Penn State University's football team kicked off its final home football game of the year Saturday under a heavy police presence, days after the firing of its revered coach following a child sex abuse scandal.

On a crisp, sunny autumn day, police monitored roads and patrolled the area from the air. Fans wearing blue -- the colour associated with a stop child abuse campaign -- watched as their Nittany Lions team and opponents the University of Nebraska gathered at mid-field to pray together for all those who have suffered from child abuse.

It is the first game in more than four decades in which Penn State will not be led by Joe Paterno, who has a record 409 victories under his belt since 1966 and is one of the most respected coaches in U.S. college football.

Penn State interim head coach Tom Bradley, who said he had a flood of emotions going through his mind, gave a message to his team in an interview with the ESPN television network: Go out and represent Penn State in a proper manner.

Police, fans and university official were hoping to avoid a repeat of the mob violence that erupted Wednesday evening after university trustees fired Paterno, 84, and college president Graham Spanier.

Along with Paterno, assistant coach Mike McQueary is also absent after being put on paid administrative leave Friday.

McQueary has testified to a grand jury that he saw former assistant coach Gerald Jerry Sandusky rape a boy in the showers at a campus locker room in 2002 and said he reported what he saw to Paterno.

The university had earlier barred him from attending Saturday's game, citing multiple threats against him.

Paterno said he was told that Sandusky engaged in sexually inappropriate behaviour with a young boy. He told his boss but did not call the police.

Sandusky, 67, ran the Second Mile charity program for at-risk children and retained access to Penn State facilities after his retirement in 1999. Prosecutors said he met all his alleged victims through the nonprofit group, which says it cut ties with him in 2008.

He was charged on November 5 with sexually abusing eight young boys over more than a decade. Former Penn State athletic director Tim Curley and former finance official Gary Schultz, were charged with failing to report an incident.

Sandusky, Curley and Schultz have all denied the charges.

TAILGATE PARTIES

Despite heavy security and signs outside the stadium saying police had found nothing after investigating an anonymous bomb threat at the stadium Friday night, the campus of 45,000 students in central Pennsylvania was exuberant with marching bands, cheering fans and tailgate parties.

Scott Doht, of Lyons, Nebraska, said he would be rooting for his home team and was looking forward to the game.

They've been very welcoming to us, said Doht, who flew in for the game.

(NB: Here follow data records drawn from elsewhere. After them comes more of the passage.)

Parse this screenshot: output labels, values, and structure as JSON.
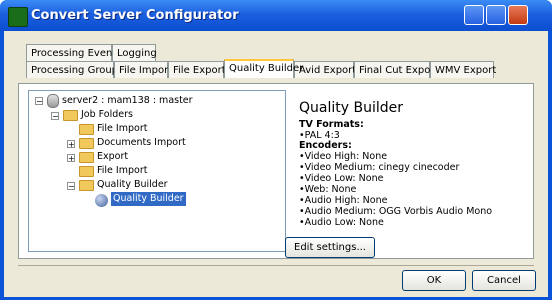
{
  "window": {
    "title": "Convert Server Configurator"
  },
  "tabs_row1": [
    "Processing Events",
    "Logging"
  ],
  "tabs_row2": [
    "Processing Groups",
    "File Import",
    "File Export",
    "Quality Builder",
    "Avid Export",
    "Final Cut Export",
    "WMV Export"
  ],
  "active_tab": "Quality Builder",
  "tree": {
    "root": "server2 : mam138 : master",
    "job_folders": "Job Folders",
    "items": [
      "File Import",
      "Documents Import",
      "Export",
      "File Import",
      "Quality Builder"
    ],
    "selected": "Quality Builder"
  },
  "details": {
    "heading": "Quality Builder",
    "tv_formats_label": "TV Formats:",
    "tv_formats": "•PAL 4:3",
    "encoders_label": "Encoders:",
    "encoders": [
      "•Video High: None",
      "•Video Medium: cinegy cinecoder",
      "•Video Low: None",
      "•Web: None",
      "•Audio High: None",
      "•Audio Medium: OGG Vorbis Audio Mono",
      "•Audio Low: None"
    ],
    "edit_button": "Edit settings..."
  },
  "buttons": {
    "ok": "OK",
    "cancel": "Cancel"
  }
}
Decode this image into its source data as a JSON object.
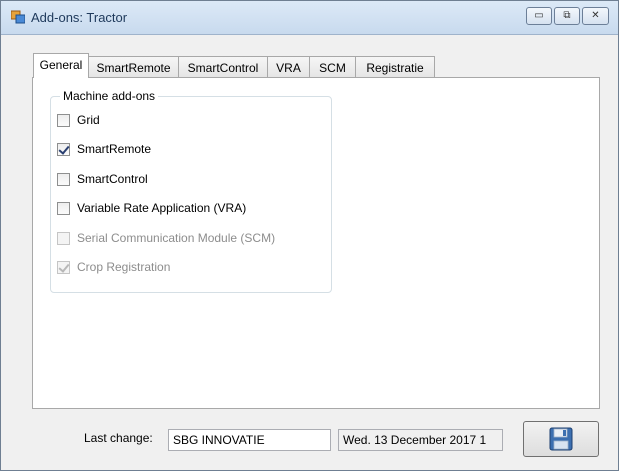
{
  "window": {
    "title": "Add-ons: Tractor",
    "minimize_glyph": "▭",
    "restore_glyph": "⧉",
    "close_glyph": "✕"
  },
  "tabs": [
    {
      "label": "General",
      "active": true
    },
    {
      "label": "SmartRemote",
      "active": false
    },
    {
      "label": "SmartControl",
      "active": false
    },
    {
      "label": "VRA",
      "active": false
    },
    {
      "label": "SCM",
      "active": false
    },
    {
      "label": "Registratie",
      "active": false
    }
  ],
  "group": {
    "label": "Machine add-ons",
    "items": [
      {
        "label": "Grid",
        "checked": false,
        "enabled": true
      },
      {
        "label": "SmartRemote",
        "checked": true,
        "enabled": true
      },
      {
        "label": "SmartControl",
        "checked": false,
        "enabled": true
      },
      {
        "label": "Variable Rate Application (VRA)",
        "checked": false,
        "enabled": true
      },
      {
        "label": "Serial Communication Module (SCM)",
        "checked": false,
        "enabled": false
      },
      {
        "label": "Crop Registration",
        "checked": true,
        "enabled": false
      }
    ]
  },
  "footer": {
    "last_change_label": "Last change:",
    "user_value": "SBG INNOVATIE",
    "date_value": "Wed. 13 December 2017 1"
  },
  "icons": {
    "app": "app-window-icon",
    "save": "floppy-disk-icon"
  },
  "colors": {
    "titlebar": "#dce9f7",
    "check": "#2a3f71",
    "save_icon": "#3c6fb0"
  }
}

It means a lot to us. We feel like it's a good rivalry and we look forward to hosting them next year.

Jeff Beitinger, 34, of Sinking Spring, Pennsylvania, said the game is the first step towards healing the Penn State community and supporting the team.

Late Friday night, instead of the usual pregame rally, an estimated 10,000 students conducted an emotional candlelight vigil in front of the main administration building for the young boys who were victims of alleged sex abuse.

Sandusky was once considered a likely successor to Paterno.

Paterno has not been charged but one of his sons confirmed that his father had hired J. Sedgwick Wick Sollers, a prominent Washington criminal defence lawyer.

The scandal reverberated as far as Wall Street when ratings agency Moody's warned Friday of a possible credit downgrade for Penn State.

The agency said the scandal could lead to lawsuits and settlements, weaker student demand, declines in philanthropic giving, and significant management or governance changes.

Penn State's board of trustees Friday appointed Kenneth Frazier, the chief executive of drugmaker Merck & Co. and a Penn State alumnus, to head a special committee to investigate the events that lead up to the charges against Sandusky.

(Writing by Patricia Reaney; Editing by Sandra Maler)